In BC, the court will usually order an equal division of family property and debt on separation regardless of their respective contributions under Section 81 of the Family Law Act, unless there is an agreement that says otherwise. If a family law claim has been started in BC Supreme Court, spouses can agree to an unequal division of property and debt and incorporate the terms of their agreement into a Consent Court Order.

When Does the Court Order Unequal Division of Family Property?

The court may order an unequal division of family property in cases where there is a significant difference in the value of the parties’ property or where one party has significantly greater income-earning capacity than the other. The court may also consider other factors, such as the length of the marriage and the needs of the parties, in determining whether to order an unequal division of property. Valid reasons for an unequal division of family property can include, but are not limited to:
  1. One spouse contributed significantly more to the acquisition, preservation, or improvement of the property;
  2. One spouse has a significantly greater need for the property;
  3. One spouse will suffer significantly more significant hardship if the property is divided equally;
  4. The property is subject to a significant debt or other liability;
  5. The property is a family home, and dividing it equally would be impractical or cause undue hardship; or
  6. Other special circumstances justify an unequal division.

What Are the Factors That Influence the Court’s Decision for Unequal Division of Family Property?

The court takes into account a number of factors when making a decision about the unequal division of family property. Some of the key considerations include:
  • The length of the marriage;
  • The contributions made by each spouse during the marriage (including financial and non-financial contributions);
  • The needs of each spouse;
  • The age and health of each spouse;
  • The income and earning capacity of each spouse;
  • The value of the property to be divided;
  • The impact of the division of property on the ability of each spouse to meet their needs;
The court will also consider any agreements that the spouses may have made about the division of property, as well as any relevant factors set out in provincial or territorial family law legislation.

The Bottom Line: Understanding the basics of Unequal Division of Family Property

If you are married and thinking about getting divorced, it’s crucial to understand the basics of the unequal division of the family property regime.

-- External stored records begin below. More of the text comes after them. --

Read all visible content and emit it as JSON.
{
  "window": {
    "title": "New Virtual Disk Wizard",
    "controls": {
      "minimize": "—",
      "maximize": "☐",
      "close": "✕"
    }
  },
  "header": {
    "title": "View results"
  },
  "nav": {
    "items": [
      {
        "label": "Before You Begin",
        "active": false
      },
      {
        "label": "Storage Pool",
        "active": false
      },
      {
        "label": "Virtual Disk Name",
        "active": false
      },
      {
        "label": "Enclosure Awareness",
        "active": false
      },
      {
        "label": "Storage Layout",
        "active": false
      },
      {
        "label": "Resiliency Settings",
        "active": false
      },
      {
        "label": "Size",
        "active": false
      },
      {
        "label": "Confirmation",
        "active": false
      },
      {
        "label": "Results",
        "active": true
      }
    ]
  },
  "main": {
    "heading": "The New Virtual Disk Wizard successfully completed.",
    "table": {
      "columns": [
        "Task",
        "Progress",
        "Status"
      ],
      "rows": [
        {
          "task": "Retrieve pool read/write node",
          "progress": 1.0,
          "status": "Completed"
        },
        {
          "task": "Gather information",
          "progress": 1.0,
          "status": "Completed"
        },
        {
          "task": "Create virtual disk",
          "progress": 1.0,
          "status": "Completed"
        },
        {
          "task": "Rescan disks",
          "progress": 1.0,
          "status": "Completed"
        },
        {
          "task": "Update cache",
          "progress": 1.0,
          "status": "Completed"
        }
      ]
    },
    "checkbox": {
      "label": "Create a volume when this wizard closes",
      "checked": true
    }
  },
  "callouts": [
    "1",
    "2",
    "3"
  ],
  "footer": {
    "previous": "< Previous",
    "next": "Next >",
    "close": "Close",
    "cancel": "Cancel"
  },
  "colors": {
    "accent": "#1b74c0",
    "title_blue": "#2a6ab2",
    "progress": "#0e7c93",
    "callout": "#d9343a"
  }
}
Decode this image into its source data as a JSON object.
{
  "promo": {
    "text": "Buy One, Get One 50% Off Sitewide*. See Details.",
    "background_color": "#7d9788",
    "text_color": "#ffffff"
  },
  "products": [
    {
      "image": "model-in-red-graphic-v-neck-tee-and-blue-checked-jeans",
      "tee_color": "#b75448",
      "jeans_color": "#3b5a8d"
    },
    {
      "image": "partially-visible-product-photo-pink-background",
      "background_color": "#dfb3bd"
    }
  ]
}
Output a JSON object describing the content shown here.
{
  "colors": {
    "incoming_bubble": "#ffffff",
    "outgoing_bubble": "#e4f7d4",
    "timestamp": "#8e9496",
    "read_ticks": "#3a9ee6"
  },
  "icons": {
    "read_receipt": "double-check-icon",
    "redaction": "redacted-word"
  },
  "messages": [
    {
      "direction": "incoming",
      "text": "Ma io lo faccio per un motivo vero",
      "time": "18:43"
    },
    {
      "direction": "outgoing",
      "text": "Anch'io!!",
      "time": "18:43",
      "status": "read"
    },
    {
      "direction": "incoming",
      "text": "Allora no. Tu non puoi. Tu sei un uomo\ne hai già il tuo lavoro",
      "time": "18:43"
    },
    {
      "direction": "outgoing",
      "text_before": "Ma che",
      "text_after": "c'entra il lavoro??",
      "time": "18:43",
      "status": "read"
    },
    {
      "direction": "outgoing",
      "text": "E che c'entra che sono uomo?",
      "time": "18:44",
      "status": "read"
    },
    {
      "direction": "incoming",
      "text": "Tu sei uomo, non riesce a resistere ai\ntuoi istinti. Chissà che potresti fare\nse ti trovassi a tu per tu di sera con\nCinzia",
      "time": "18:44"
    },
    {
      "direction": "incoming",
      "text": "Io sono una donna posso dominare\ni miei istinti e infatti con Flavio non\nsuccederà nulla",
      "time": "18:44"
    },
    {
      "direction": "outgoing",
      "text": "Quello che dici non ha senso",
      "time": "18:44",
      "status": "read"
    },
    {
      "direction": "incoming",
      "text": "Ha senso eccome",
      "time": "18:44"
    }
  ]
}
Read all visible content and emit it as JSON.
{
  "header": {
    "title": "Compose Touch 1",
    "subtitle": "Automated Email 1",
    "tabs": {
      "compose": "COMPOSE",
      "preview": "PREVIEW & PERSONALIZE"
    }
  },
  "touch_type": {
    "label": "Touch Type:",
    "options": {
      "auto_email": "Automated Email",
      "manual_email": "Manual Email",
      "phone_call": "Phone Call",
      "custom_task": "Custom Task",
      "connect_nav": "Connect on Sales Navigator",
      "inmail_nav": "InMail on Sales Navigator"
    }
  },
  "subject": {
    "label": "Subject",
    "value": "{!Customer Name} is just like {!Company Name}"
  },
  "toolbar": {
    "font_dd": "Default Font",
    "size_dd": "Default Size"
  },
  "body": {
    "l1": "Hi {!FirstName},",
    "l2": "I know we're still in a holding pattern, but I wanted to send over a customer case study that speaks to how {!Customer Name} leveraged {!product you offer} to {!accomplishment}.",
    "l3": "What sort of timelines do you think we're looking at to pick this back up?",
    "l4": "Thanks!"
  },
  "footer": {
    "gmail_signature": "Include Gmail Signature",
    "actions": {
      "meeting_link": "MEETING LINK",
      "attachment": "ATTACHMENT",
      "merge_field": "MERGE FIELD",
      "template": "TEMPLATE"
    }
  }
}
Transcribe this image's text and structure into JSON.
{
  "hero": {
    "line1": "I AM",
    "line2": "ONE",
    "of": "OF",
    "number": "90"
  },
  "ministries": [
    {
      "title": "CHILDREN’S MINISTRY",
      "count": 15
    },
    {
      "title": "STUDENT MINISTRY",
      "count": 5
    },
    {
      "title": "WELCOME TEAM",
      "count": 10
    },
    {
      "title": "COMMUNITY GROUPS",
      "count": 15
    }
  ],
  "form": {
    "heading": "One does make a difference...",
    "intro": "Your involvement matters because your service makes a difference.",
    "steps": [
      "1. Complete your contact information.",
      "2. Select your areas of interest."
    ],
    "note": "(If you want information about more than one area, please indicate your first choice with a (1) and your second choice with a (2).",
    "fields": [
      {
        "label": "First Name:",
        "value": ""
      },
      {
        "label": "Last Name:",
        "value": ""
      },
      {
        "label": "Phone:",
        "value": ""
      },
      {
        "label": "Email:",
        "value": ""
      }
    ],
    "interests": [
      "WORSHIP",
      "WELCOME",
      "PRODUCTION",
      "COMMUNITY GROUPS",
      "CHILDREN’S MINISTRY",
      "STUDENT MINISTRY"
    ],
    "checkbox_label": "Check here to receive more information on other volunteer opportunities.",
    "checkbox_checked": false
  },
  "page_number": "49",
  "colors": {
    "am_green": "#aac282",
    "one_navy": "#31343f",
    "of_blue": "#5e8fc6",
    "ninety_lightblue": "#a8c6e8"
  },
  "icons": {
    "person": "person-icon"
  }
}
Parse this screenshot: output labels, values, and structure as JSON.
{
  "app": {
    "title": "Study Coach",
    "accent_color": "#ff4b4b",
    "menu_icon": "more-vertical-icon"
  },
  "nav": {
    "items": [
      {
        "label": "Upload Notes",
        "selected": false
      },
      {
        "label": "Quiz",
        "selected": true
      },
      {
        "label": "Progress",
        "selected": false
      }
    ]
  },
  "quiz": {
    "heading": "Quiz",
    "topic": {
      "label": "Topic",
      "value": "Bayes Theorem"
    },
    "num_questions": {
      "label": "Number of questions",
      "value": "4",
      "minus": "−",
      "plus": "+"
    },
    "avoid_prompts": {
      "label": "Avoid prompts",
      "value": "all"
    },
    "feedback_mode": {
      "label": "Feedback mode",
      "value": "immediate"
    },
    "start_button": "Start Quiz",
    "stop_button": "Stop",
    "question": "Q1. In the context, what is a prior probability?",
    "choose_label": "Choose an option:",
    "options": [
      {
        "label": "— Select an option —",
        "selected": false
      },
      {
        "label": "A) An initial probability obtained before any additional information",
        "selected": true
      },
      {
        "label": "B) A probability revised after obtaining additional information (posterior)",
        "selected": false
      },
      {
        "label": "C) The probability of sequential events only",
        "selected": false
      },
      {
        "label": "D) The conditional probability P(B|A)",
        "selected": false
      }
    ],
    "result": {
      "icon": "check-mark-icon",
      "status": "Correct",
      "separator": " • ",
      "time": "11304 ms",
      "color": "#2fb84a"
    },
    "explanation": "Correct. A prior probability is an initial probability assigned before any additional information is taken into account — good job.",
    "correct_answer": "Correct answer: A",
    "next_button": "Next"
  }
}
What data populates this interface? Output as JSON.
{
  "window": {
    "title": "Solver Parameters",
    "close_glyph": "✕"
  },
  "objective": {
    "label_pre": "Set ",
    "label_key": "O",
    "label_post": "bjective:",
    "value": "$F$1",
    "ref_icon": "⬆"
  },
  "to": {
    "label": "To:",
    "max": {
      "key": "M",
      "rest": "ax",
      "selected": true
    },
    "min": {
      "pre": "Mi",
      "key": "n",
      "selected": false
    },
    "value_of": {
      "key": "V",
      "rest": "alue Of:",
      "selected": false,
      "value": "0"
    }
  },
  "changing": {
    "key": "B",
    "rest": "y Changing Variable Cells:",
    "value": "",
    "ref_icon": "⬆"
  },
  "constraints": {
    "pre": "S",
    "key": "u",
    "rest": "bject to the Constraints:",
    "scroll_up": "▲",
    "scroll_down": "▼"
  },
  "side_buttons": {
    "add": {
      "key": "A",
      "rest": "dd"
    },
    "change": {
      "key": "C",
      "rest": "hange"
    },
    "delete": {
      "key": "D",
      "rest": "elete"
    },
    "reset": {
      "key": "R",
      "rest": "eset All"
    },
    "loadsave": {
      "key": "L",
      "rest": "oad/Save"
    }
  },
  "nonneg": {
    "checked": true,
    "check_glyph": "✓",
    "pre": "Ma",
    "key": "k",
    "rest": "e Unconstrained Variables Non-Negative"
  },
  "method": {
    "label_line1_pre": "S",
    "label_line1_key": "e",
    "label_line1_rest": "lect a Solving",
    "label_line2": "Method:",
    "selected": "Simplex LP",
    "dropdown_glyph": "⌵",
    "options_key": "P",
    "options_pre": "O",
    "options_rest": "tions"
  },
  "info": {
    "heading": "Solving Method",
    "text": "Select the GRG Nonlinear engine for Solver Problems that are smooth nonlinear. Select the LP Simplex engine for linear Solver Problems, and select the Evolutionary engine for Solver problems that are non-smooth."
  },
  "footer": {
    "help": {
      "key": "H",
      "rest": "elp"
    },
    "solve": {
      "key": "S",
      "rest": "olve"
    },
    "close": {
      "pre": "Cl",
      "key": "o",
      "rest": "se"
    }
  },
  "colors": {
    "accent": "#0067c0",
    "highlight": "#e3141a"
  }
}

This will help you to determine whether it may be an option for you, and if so, what factors the court will consider in deciding whether to grant an unequal division of your property. If you are facing divorce and need help with asset division in Abbotsford, get in touch with Pathfinder Law today. We can help you protect your assets, and ensure that you get what you are entitled to. Contact us today to schedule a consultation!

Disclaimer – The information contained herein is of a general nature. It is not intended to be legal advice and it is not intended to address the exact circumstances of any particular individual or entity. You should not rely on or act upon such information without receiving appropriate professional advice and without a thorough examination of your particular situation.